▶ **ABOUT THIS TASK**: Whenever a line below holds the word "Live", copy that line.

═════ PROVIDED ENTRIES

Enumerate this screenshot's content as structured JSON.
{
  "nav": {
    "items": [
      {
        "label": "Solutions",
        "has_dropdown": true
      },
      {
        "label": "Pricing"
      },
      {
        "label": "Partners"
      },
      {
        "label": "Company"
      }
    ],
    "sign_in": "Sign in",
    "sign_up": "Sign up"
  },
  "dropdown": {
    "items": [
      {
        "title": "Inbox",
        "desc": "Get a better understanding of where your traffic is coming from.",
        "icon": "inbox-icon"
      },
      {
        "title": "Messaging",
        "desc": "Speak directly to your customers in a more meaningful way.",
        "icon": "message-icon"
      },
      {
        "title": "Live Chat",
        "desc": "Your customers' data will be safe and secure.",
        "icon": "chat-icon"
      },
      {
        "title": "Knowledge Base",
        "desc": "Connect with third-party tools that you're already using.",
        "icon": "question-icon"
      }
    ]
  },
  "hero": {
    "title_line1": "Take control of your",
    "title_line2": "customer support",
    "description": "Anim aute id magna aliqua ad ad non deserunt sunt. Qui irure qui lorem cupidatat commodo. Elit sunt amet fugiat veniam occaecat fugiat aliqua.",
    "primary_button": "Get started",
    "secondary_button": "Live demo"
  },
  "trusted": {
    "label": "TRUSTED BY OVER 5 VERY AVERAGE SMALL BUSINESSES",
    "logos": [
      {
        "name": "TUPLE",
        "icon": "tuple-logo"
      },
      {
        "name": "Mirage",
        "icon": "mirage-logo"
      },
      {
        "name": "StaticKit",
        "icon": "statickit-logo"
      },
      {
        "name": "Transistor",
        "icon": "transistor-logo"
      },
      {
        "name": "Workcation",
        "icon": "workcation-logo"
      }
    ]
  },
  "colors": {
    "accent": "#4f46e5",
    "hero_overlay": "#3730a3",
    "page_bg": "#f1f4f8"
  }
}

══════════

▶ **TASK OUTPUT**:
        "title": "Live Chat",
    "secondary_button": "Live demo"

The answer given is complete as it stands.